Garbutt not impressed with tipping fee changes
By Chad Ingram
Published Aug. 3, 3017
Jim Garbutt, owner of J. Garbutt Enterprises waste disposal company, is not happy about the new tipping fees for compactor trucks at the Scotch Line landfill in Minden Hills.
In April, council approved a new tipping fee structure for compacted loads at the site. While the fee had previously been $25 per cubic yard or $50 per cubic yard for loads deemed contaminated – containing too much recyclable material – the new structure instituted a flat fee of $35 per cubic yard for loads coming from compactor trucks. The flat fee was suggested by staff as a compromise and means of mitigating disagreements between landfill attendants and compaction truck drivers.

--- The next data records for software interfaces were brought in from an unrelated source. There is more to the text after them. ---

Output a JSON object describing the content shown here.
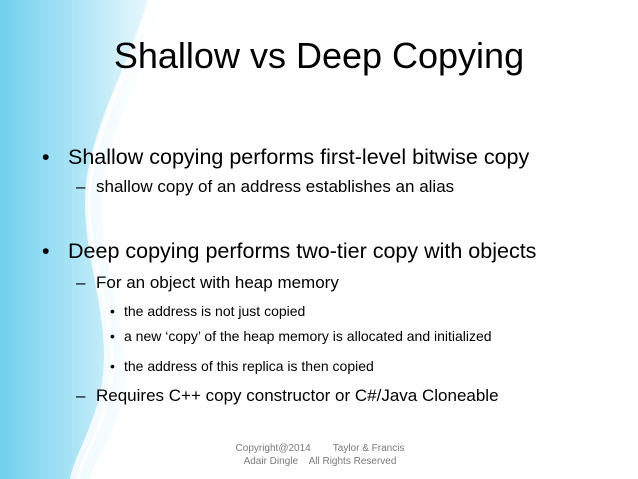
{
  "slide": {
    "title": "Shallow vs Deep Copying",
    "bullets": [
      {
        "level": 1,
        "marker": "•",
        "text": "Shallow copying performs first-level bitwise copy"
      },
      {
        "level": 2,
        "marker": "–",
        "text": "shallow copy of an address establishes an alias"
      },
      {
        "level": 1,
        "marker": "•",
        "text": "Deep copying performs two-tier copy with objects"
      },
      {
        "level": 2,
        "marker": "–",
        "text": "For an object with heap memory"
      },
      {
        "level": 3,
        "marker": "•",
        "text": "the address is not just copied"
      },
      {
        "level": 3,
        "marker": "•",
        "text": "a new ‘copy’ of the heap memory is allocated and initialized"
      },
      {
        "level": 3,
        "marker": "•",
        "text": "the address of this replica is then copied"
      },
      {
        "level": 2,
        "marker": "–",
        "text": "Requires C++ copy constructor or C#/Java Cloneable"
      }
    ],
    "footer": {
      "line1": "Copyright@2014        Taylor & Francis",
      "line2": "Adair Dingle    All Rights Reserved"
    }
  },
  "theme": {
    "accent_light": "#d9f2fb",
    "accent_mid": "#9fdff3",
    "accent_dark": "#5cc8ea"
  }
}
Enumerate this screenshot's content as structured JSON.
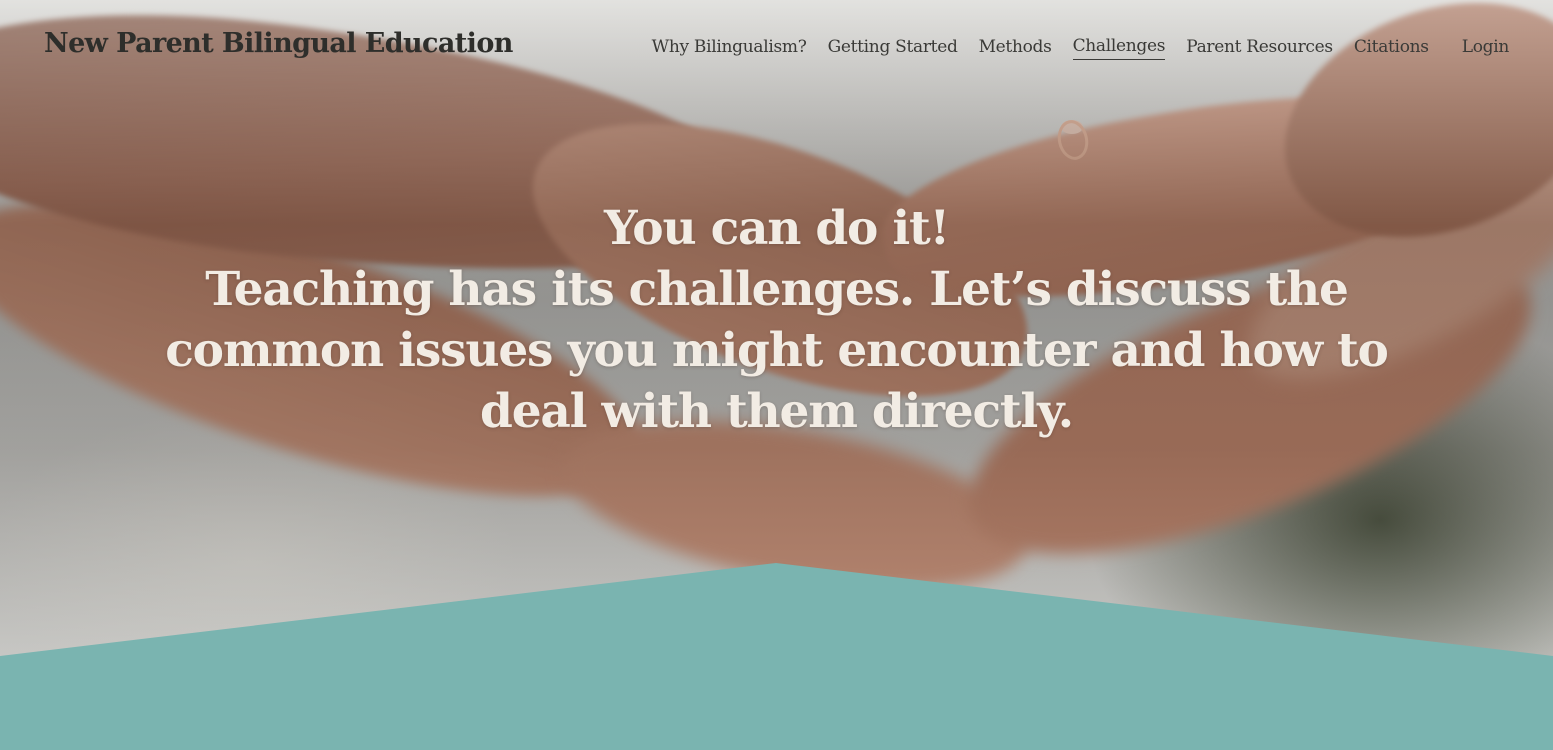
{
  "site": {
    "title": "New Parent Bilingual Education"
  },
  "nav": {
    "items": [
      {
        "label": "Why Bilingualism?",
        "active": false
      },
      {
        "label": "Getting Started",
        "active": false
      },
      {
        "label": "Methods",
        "active": false
      },
      {
        "label": "Challenges",
        "active": true
      },
      {
        "label": "Parent Resources",
        "active": false
      },
      {
        "label": "Citations",
        "active": false
      }
    ],
    "login_label": "Login"
  },
  "hero": {
    "heading_line1": "You can do it!",
    "heading_line2": "Teaching has its challenges. Let’s discuss the common issues you might encounter and how to deal with them directly."
  },
  "colors": {
    "accent_teal": "#7ab4b0",
    "hero_text": "#f2ece4",
    "header_text": "#2e2e2b"
  }
}
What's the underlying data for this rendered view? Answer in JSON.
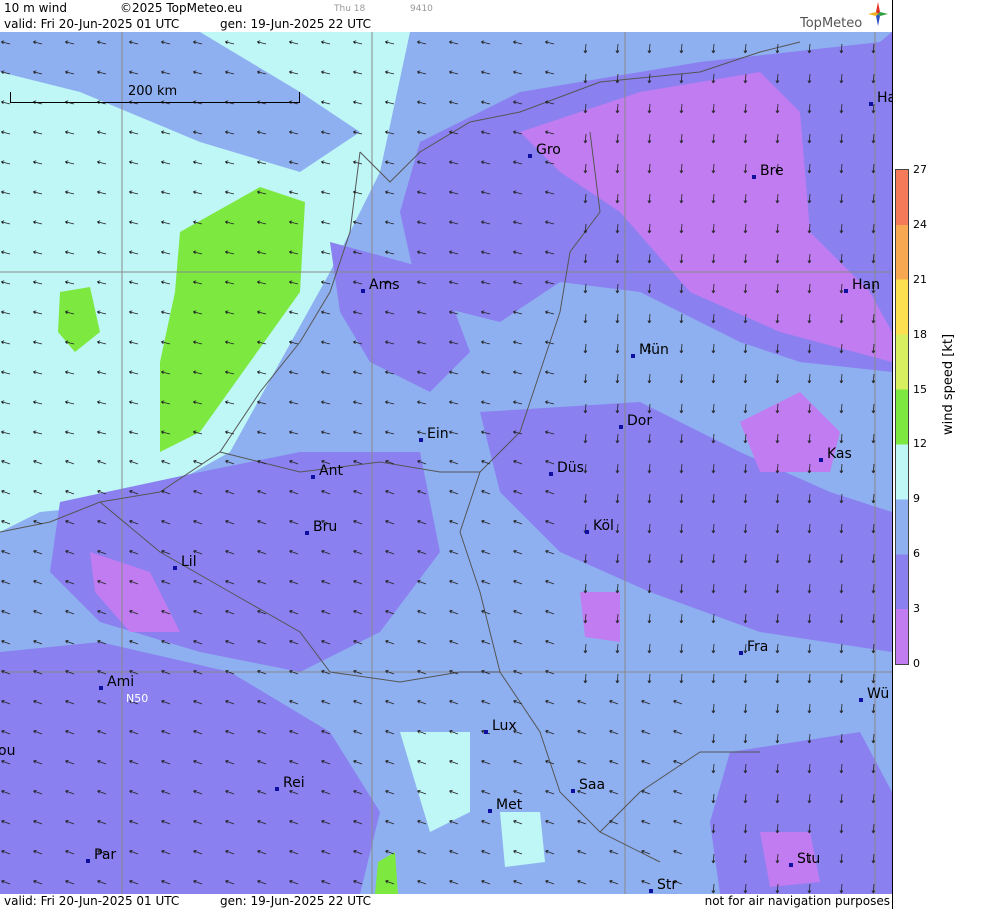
{
  "header": {
    "product": "10 m wind",
    "copyright": "©2025 TopMeteo.eu",
    "day_label": "Thu 18",
    "code": "9410",
    "valid": "valid:  Fri  20-Jun-2025  01 UTC",
    "gen": "gen: 19-Jun-2025 22 UTC",
    "logo": "TopMeteo"
  },
  "footer": {
    "valid": "valid:  Fri  20-Jun-2025  01 UTC",
    "gen": "gen: 19-Jun-2025 22 UTC",
    "disclaimer": "not for air navigation purposes"
  },
  "scale_bar": {
    "label": "200 km"
  },
  "grid_label": "N50",
  "legend": {
    "title": "wind speed [kt]",
    "ticks": [
      "27",
      "24",
      "21",
      "18",
      "15",
      "12",
      "9",
      "6",
      "3",
      "0"
    ],
    "colors": [
      "#f47a5a",
      "#f7a850",
      "#fde050",
      "#d8f060",
      "#7de840",
      "#bff7f7",
      "#8fb0f0",
      "#8a80f0",
      "#c07cf0"
    ]
  },
  "cities": [
    {
      "name": "Gro"
    },
    {
      "name": "Bre"
    },
    {
      "name": "Ha"
    },
    {
      "name": "Ams"
    },
    {
      "name": "Han"
    },
    {
      "name": "Mün"
    },
    {
      "name": "Dor"
    },
    {
      "name": "Ein"
    },
    {
      "name": "Kas"
    },
    {
      "name": "Ant"
    },
    {
      "name": "Düs"
    },
    {
      "name": "Bru"
    },
    {
      "name": "Köl"
    },
    {
      "name": "Lil"
    },
    {
      "name": "Fra"
    },
    {
      "name": "Ami"
    },
    {
      "name": "Wü"
    },
    {
      "name": "Lux"
    },
    {
      "name": "ou"
    },
    {
      "name": "Rei"
    },
    {
      "name": "Saa"
    },
    {
      "name": "Met"
    },
    {
      "name": "Par"
    },
    {
      "name": "Stu"
    },
    {
      "name": "Str"
    }
  ]
}
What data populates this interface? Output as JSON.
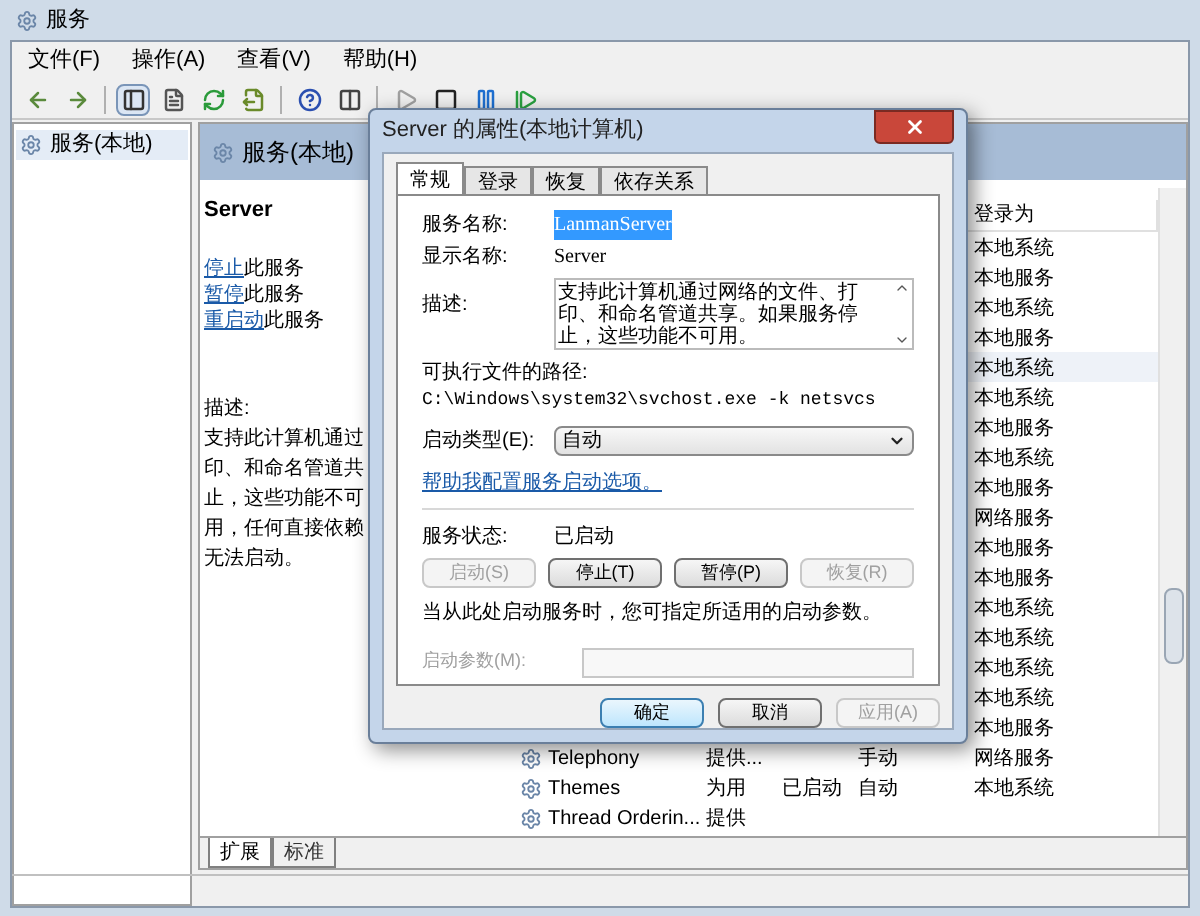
{
  "window": {
    "title": "服务"
  },
  "menu": [
    "文件(F)",
    "操作(A)",
    "查看(V)",
    "帮助(H)"
  ],
  "toolbar": [
    {
      "kind": "back",
      "disabled": false
    },
    {
      "kind": "forward",
      "disabled": false
    },
    {
      "kind": "sep"
    },
    {
      "kind": "tree",
      "pressed": true,
      "disabled": false
    },
    {
      "kind": "props",
      "disabled": false
    },
    {
      "kind": "refresh",
      "disabled": false
    },
    {
      "kind": "export",
      "disabled": false
    },
    {
      "kind": "sep"
    },
    {
      "kind": "help",
      "disabled": false
    },
    {
      "kind": "view",
      "disabled": false
    },
    {
      "kind": "sep"
    },
    {
      "kind": "play",
      "disabled": true
    },
    {
      "kind": "stop",
      "disabled": false
    },
    {
      "kind": "pause",
      "disabled": false
    },
    {
      "kind": "resume",
      "disabled": false
    }
  ],
  "tree": {
    "items": [
      {
        "label": "服务(本地)",
        "selected": true
      }
    ]
  },
  "panel": {
    "title": "服务(本地)"
  },
  "details": {
    "name": "Server",
    "actions": [
      {
        "link": "停止",
        "text": "此服务"
      },
      {
        "link": "暂停",
        "text": "此服务"
      },
      {
        "link": "重启动",
        "text": "此服务"
      }
    ],
    "description_label": "描述:",
    "description_lines": [
      "支持此计算机通过",
      "印、和命名管道共",
      "止，这些功能不可",
      "用，任何直接依赖",
      "无法启动。"
    ]
  },
  "list": {
    "column_logon": "登录为",
    "rows": [
      {
        "logon": "本地系统",
        "selected": false
      },
      {
        "logon": "本地服务",
        "selected": false
      },
      {
        "logon": "本地系统",
        "selected": false
      },
      {
        "logon": "本地服务",
        "selected": false
      },
      {
        "logon": "本地系统",
        "selected": true
      },
      {
        "logon": "本地系统",
        "selected": false
      },
      {
        "logon": "本地服务",
        "selected": false
      },
      {
        "logon": "本地系统",
        "selected": false
      },
      {
        "logon": "本地服务",
        "selected": false
      },
      {
        "logon": "网络服务",
        "selected": false
      },
      {
        "logon": "本地服务",
        "selected": false
      },
      {
        "logon": "本地服务",
        "selected": false
      },
      {
        "logon": "本地系统",
        "selected": false
      },
      {
        "logon": "本地系统",
        "selected": false
      },
      {
        "logon": "本地系统",
        "selected": false
      },
      {
        "logon": "本地系统",
        "selected": false
      },
      {
        "logon": "本地服务",
        "selected": false
      },
      {
        "name": "Telephony",
        "description": "提供...",
        "startup": "手动",
        "logon": "网络服务",
        "selected": false
      },
      {
        "name": "Themes",
        "description": "为用",
        "status": "已启动",
        "startup": "自动",
        "logon": "本地系统",
        "selected": false
      },
      {
        "name": "Thread Orderin...",
        "description": "提供",
        "selected": false
      }
    ]
  },
  "bottom_tabs": [
    {
      "label": "扩展",
      "selected": true
    },
    {
      "label": "标准",
      "selected": false
    }
  ],
  "dialog": {
    "title": "Server 的属性(本地计算机)",
    "tabs": [
      {
        "label": "常规",
        "selected": true
      },
      {
        "label": "登录",
        "selected": false
      },
      {
        "label": "恢复",
        "selected": false
      },
      {
        "label": "依存关系",
        "selected": false
      }
    ],
    "service_name_label": "服务名称:",
    "service_name": "LanmanServer",
    "service_name_highlighted": true,
    "display_name_label": "显示名称:",
    "display_name": "Server",
    "description_label": "描述:",
    "description": "支持此计算机通过网络的文件、打印、和命名管道共享。如果服务停止，这些功能不可用。",
    "path_label": "可执行文件的路径:",
    "path": "C:\\Windows\\system32\\svchost.exe -k netsvcs",
    "startup_type_label": "启动类型(E):",
    "startup_type": "自动",
    "help_link": "帮助我配置服务启动选项。",
    "status_label": "服务状态:",
    "status": "已启动",
    "service_buttons": [
      {
        "label": "启动(S)",
        "disabled": true
      },
      {
        "label": "停止(T)",
        "disabled": false
      },
      {
        "label": "暂停(P)",
        "disabled": false
      },
      {
        "label": "恢复(R)",
        "disabled": true
      }
    ],
    "hint": "当从此处启动服务时，您可指定所适用的启动参数。",
    "params": {
      "label": "启动参数(M):",
      "disabled": true
    },
    "buttons": [
      {
        "label": "确定",
        "default": true,
        "disabled": false
      },
      {
        "label": "取消",
        "default": false,
        "disabled": false
      },
      {
        "label": "应用(A)",
        "default": false,
        "disabled": true
      }
    ]
  }
}
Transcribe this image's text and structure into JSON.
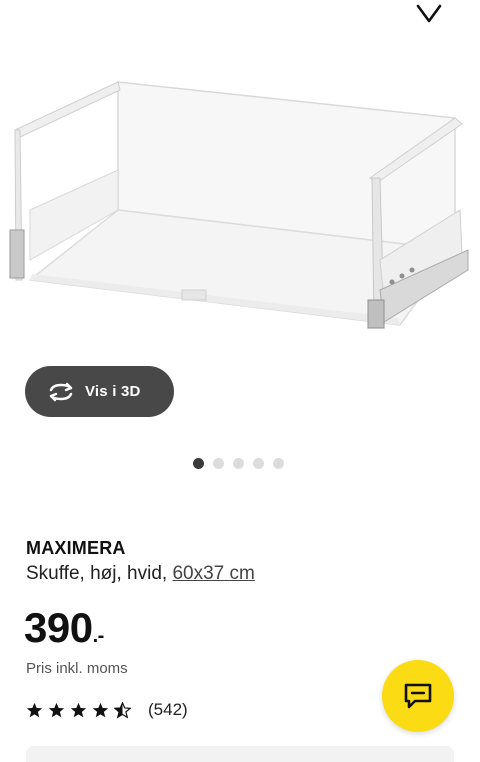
{
  "icons": {
    "favorite": "heart-icon",
    "rotate_3d": "rotate-3d-icon",
    "chat": "chat-icon",
    "star_full": "star-icon",
    "star_half": "star-half-icon"
  },
  "gallery": {
    "vis3d_label": "Vis i 3D",
    "dots_total": 5,
    "active_dot": 1
  },
  "product": {
    "brand": "MAXIMERA",
    "description": "Skuffe, høj, hvid, ",
    "size": "60x37 cm",
    "price": "390",
    "price_suffix": ".-",
    "vat_note": "Pris inkl. moms",
    "rating_value": 4.5,
    "rating_count": "(542)"
  },
  "colors": {
    "accent_yellow": "#fadb14",
    "button_dark": "#484848"
  }
}
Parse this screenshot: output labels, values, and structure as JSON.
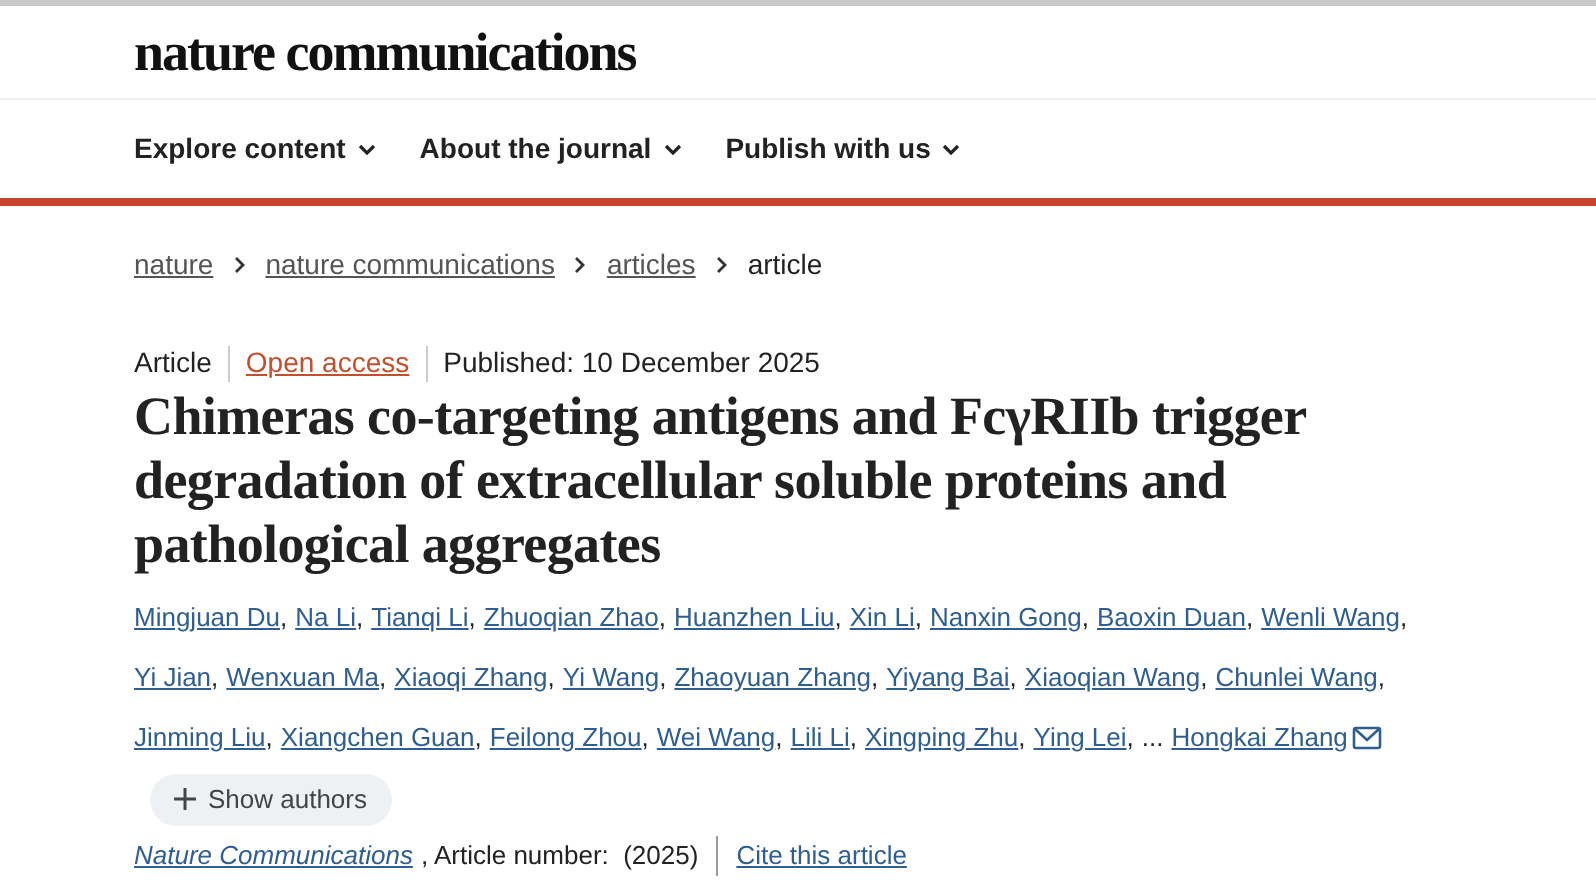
{
  "site": {
    "logo": "nature communications"
  },
  "nav": [
    {
      "label": "Explore content"
    },
    {
      "label": "About the journal"
    },
    {
      "label": "Publish with us"
    }
  ],
  "breadcrumbs": [
    {
      "label": "nature",
      "link": true
    },
    {
      "label": "nature communications",
      "link": true
    },
    {
      "label": "articles",
      "link": true
    },
    {
      "label": "article",
      "link": false
    }
  ],
  "meta": {
    "type": "Article",
    "access": "Open access",
    "published": "Published: 10 December 2025"
  },
  "title": "Chimeras co-targeting antigens and FcγRIIb trigger degradation of extracellular soluble proteins and pathological aggregates",
  "authors": [
    {
      "kind": "author",
      "name": "Mingjuan Du",
      "separator": ","
    },
    {
      "kind": "author",
      "name": "Na Li",
      "separator": ","
    },
    {
      "kind": "author",
      "name": "Tianqi Li",
      "separator": ","
    },
    {
      "kind": "author",
      "name": "Zhuoqian Zhao",
      "separator": ","
    },
    {
      "kind": "author",
      "name": "Huanzhen Liu",
      "separator": ","
    },
    {
      "kind": "author",
      "name": "Xin Li",
      "separator": ","
    },
    {
      "kind": "author",
      "name": "Nanxin Gong",
      "separator": ","
    },
    {
      "kind": "author",
      "name": "Baoxin Duan",
      "separator": ","
    },
    {
      "kind": "author",
      "name": "Wenli Wang",
      "separator": ","
    },
    {
      "kind": "author",
      "name": "Yi Jian",
      "separator": ","
    },
    {
      "kind": "author",
      "name": "Wenxuan Ma",
      "separator": ","
    },
    {
      "kind": "author",
      "name": "Xiaoqi Zhang",
      "separator": ","
    },
    {
      "kind": "author",
      "name": "Yi Wang",
      "separator": ","
    },
    {
      "kind": "author",
      "name": "Zhaoyuan Zhang",
      "separator": ","
    },
    {
      "kind": "author",
      "name": "Yiyang Bai",
      "separator": ","
    },
    {
      "kind": "author",
      "name": "Xiaoqian Wang",
      "separator": ","
    },
    {
      "kind": "author",
      "name": "Chunlei Wang",
      "separator": ","
    },
    {
      "kind": "author",
      "name": "Jinming Liu",
      "separator": ","
    },
    {
      "kind": "author",
      "name": "Xiangchen Guan",
      "separator": ","
    },
    {
      "kind": "author",
      "name": "Feilong Zhou",
      "separator": ","
    },
    {
      "kind": "author",
      "name": "Wei Wang",
      "separator": ","
    },
    {
      "kind": "author",
      "name": "Lili Li",
      "separator": ","
    },
    {
      "kind": "author",
      "name": "Xingping Zhu",
      "separator": ","
    },
    {
      "kind": "author",
      "name": "Ying Lei",
      "separator": ","
    },
    {
      "kind": "ellipsis",
      "name": "..."
    },
    {
      "kind": "author",
      "name": "Hongkai Zhang",
      "email": true
    }
  ],
  "show_authors": {
    "label": "Show authors"
  },
  "citation": {
    "journal": "Nature Communications",
    "details": ", Article number:  (2025)",
    "cite_link": "Cite this article"
  }
}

The $50 per cubic yard charge can still apply if landfill attendants deem that a load is contaminated. For construction waste, fees are $40 per cubic yard for sorted waste and $80 per cubic yard for unsorted.
During their July 26 meeting, Garbutt told councillors the tipping fee increases are putting an unjustified financial pinch on his business. “I’m just curious as to where this idea came from, and why it’s only for compactor trucks,” Garbutt said.
Garbutt’s company is the only local company to operate compactor trucks and he said when he got his first compactor truck back in 1988, it was a welcome sight to local municipaities, helping to save space in local landfills.
“And now, we seem to be being penalized, because we invested in those trucks,” Garbutt said.
He said his company can’t afford the tipping fee increases, nor can his commercial customers, whom he is reluctant to pass the cost increase along to. Because there are no scales at the Scotch Line landfill, Garbutt said employees must estimate the size of loads, something that can cause disagreements.
“If there was scales, there’d be no question,” he said.
What’s more, Garbutt said he also gets charged for bringing waste that has been mixed in with recycling at local transfer stations, back to the landfill. “We’re actually being charged for bringing the township’s garbage back,” he said, adding that one particularly bad recycling load contains at least six yards of garbage. “Somebody’s going to have to start paying for that nonsense.”
Reeve Brent Devolin told Garbutt his comments would be taken into consideration and that a staff report will come back to the council table.